**What the exercise asks:**
Your task is to output the data exactly as it stands.

**Material for this task:**
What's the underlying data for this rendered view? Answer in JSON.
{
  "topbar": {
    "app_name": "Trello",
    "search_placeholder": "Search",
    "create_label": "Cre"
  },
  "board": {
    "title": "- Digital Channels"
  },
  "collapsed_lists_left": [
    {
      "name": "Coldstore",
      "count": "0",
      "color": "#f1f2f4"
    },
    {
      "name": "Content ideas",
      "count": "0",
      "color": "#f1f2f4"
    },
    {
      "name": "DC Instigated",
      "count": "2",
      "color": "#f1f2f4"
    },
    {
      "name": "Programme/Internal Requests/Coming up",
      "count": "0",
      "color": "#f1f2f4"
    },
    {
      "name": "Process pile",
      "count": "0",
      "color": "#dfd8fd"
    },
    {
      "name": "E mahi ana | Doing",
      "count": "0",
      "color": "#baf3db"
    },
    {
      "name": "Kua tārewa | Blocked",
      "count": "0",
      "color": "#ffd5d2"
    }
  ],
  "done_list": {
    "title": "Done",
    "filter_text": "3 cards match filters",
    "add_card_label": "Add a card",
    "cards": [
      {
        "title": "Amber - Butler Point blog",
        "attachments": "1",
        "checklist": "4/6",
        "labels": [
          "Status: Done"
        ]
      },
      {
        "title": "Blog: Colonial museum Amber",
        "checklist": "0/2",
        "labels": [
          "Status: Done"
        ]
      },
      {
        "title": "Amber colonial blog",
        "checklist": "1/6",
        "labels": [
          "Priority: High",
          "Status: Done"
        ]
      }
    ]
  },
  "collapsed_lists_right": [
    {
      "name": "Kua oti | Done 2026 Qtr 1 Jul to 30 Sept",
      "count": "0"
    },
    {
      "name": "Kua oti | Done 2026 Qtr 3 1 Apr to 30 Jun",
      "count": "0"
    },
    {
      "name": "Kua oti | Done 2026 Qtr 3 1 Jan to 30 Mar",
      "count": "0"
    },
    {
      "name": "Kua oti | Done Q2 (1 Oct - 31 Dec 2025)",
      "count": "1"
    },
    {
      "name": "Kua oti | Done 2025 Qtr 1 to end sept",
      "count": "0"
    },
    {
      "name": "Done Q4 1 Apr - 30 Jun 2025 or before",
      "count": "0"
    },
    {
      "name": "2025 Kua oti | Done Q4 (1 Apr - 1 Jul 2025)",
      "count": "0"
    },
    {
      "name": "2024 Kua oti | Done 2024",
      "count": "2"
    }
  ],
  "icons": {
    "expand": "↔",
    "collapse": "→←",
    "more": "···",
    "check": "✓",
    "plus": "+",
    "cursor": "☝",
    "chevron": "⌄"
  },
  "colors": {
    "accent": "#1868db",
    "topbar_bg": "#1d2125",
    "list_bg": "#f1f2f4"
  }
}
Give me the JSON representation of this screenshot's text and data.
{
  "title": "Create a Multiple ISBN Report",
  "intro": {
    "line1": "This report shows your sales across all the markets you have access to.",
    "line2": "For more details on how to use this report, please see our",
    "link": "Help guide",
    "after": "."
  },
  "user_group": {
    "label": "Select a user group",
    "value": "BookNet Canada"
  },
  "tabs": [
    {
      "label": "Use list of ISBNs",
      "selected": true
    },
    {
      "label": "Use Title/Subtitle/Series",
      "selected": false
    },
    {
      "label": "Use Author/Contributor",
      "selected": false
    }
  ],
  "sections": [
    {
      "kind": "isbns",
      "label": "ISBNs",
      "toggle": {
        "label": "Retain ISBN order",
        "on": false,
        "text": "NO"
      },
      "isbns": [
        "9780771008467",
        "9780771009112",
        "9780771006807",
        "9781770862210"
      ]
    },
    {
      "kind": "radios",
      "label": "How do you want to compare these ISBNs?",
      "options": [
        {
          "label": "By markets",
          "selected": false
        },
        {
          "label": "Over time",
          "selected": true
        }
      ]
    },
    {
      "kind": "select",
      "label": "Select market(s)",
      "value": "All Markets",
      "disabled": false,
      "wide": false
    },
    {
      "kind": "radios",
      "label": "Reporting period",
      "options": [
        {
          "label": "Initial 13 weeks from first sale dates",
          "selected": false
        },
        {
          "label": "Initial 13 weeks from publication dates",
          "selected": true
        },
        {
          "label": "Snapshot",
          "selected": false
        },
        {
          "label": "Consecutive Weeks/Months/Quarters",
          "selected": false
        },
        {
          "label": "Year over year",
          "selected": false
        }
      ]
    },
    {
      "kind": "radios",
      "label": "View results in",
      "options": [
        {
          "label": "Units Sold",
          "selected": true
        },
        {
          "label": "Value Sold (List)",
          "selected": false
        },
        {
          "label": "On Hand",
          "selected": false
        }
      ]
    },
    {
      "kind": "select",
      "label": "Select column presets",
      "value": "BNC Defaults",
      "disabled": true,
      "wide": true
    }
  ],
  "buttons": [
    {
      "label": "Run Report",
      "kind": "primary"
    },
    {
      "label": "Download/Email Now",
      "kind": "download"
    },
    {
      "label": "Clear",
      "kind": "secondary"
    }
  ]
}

**Result:**
What's the underlying data for this rendered view? Answer in JSON.
{
  "topbar": {
    "app_name": "Trello",
    "search_placeholder": "Search",
    "create_label": "Cre"
  },
  "board": {
    "title": "- Digital Channels"
  },
  "collapsed_lists_left": [
    {
      "name": "Coldstore",
      "count": "0",
      "color": "#f1f2f4"
    },
    {
      "name": "Content ideas",
      "count": "0",
      "color": "#f1f2f4"
    },
    {
      "name": "DC Instigated",
      "count": "2",
      "color": "#f1f2f4"
    },
    {
      "name": "Programme/Internal Requests/Coming up",
      "count": "0",
      "color": "#f1f2f4"
    },
    {
      "name": "Process pile",
      "count": "0",
      "color": "#dfd8fd"
    },
    {
      "name": "E mahi ana | Doing",
      "count": "0",
      "color": "#baf3db"
    },
    {
      "name": "Kua tārewa | Blocked",
      "count": "0",
      "color": "#ffd5d2"
    }
  ],
  "done_list": {
    "title": "Done",
    "filter_text": "3 cards match filters",
    "add_card_label": "Add a card",
    "cards": [
      {
        "title": "Amber - Butler Point blog",
        "attachments": "1",
        "checklist": "4/6",
        "labels": [
          "Status: Done"
        ]
      },
      {
        "title": "Blog: Colonial museum Amber",
        "checklist": "0/2",
        "labels": [
          "Status: Done"
        ]
      },
      {
        "title": "Amber colonial blog",
        "checklist": "1/6",
        "labels": [
          "Priority: High",
          "Status: Done"
        ]
      }
    ]
  },
  "collapsed_lists_right": [
    {
      "name": "Kua oti | Done 2026 Qtr 1 Jul to 30 Sept",
      "count": "0"
    },
    {
      "name": "Kua oti | Done 2026 Qtr 3 1 Apr to 30 Jun",
      "count": "0"
    },
    {
      "name": "Kua oti | Done 2026 Qtr 3 1 Jan to 30 Mar",
      "count": "0"
    },
    {
      "name": "Kua oti | Done Q2 (1 Oct - 31 Dec 2025)",
      "count": "1"
    },
    {
      "name": "Kua oti | Done 2025 Qtr 1 to end sept",
      "count": "0"
    },
    {
      "name": "Done Q4 1 Apr - 30 Jun 2025 or before",
      "count": "0"
    },
    {
      "name": "2025 Kua oti | Done Q4 (1 Apr - 1 Jul 2025)",
      "count": "0"
    },
    {
      "name": "2024 Kua oti | Done 2024",
      "count": "2"
    }
  ],
  "icons": {
    "expand": "↔",
    "collapse": "→←",
    "more": "···",
    "check": "✓",
    "plus": "+",
    "cursor": "☝",
    "chevron": "⌄"
  },
  "colors": {
    "accent": "#1868db",
    "topbar_bg": "#1d2125",
    "list_bg": "#f1f2f4"
  }
}
Give me the JSON representation of this screenshot's text and data.
{
  "title": "Create a Multiple ISBN Report",
  "intro": {
    "line1": "This report shows your sales across all the markets you have access to.",
    "line2": "For more details on how to use this report, please see our",
    "link": "Help guide",
    "after": "."
  },
  "user_group": {
    "label": "Select a user group",
    "value": "BookNet Canada"
  },
  "tabs": [
    {
      "label": "Use list of ISBNs",
      "selected": true
    },
    {
      "label": "Use Title/Subtitle/Series",
      "selected": false
    },
    {
      "label": "Use Author/Contributor",
      "selected": false
    }
  ],
  "sections": [
    {
      "kind": "isbns",
      "label": "ISBNs",
      "toggle": {
        "label": "Retain ISBN order",
        "on": false,
        "text": "NO"
      },
      "isbns": [
        "9780771008467",
        "9780771009112",
        "9780771006807",
        "9781770862210"
      ]
    },
    {
      "kind": "radios",
      "label": "How do you want to compare these ISBNs?",
      "options": [
        {
          "label": "By markets",
          "selected": false
        },
        {
          "label": "Over time",
          "selected": true
        }
      ]
    },
    {
      "kind": "select",
      "label": "Select market(s)",
      "value": "All Markets",
      "disabled": false,
      "wide": false
    },
    {
      "kind": "radios",
      "label": "Reporting period",
      "options": [
        {
          "label": "Initial 13 weeks from first sale dates",
          "selected": false
        },
        {
          "label": "Initial 13 weeks from publication dates",
          "selected": true
        },
        {
          "label": "Snapshot",
          "selected": false
        },
        {
          "label": "Consecutive Weeks/Months/Quarters",
          "selected": false
        },
        {
          "label": "Year over year",
          "selected": false
        }
      ]
    },
    {
      "kind": "radios",
      "label": "View results in",
      "options": [
        {
          "label": "Units Sold",
          "selected": true
        },
        {
          "label": "Value Sold (List)",
          "selected": false
        },
        {
          "label": "On Hand",
          "selected": false
        }
      ]
    },
    {
      "kind": "select",
      "label": "Select column presets",
      "value": "BNC Defaults",
      "disabled": true,
      "wide": true
    }
  ],
  "buttons": [
    {
      "label": "Run Report",
      "kind": "primary"
    },
    {
      "label": "Download/Email Now",
      "kind": "download"
    },
    {
      "label": "Clear",
      "kind": "secondary"
    }
  ]
}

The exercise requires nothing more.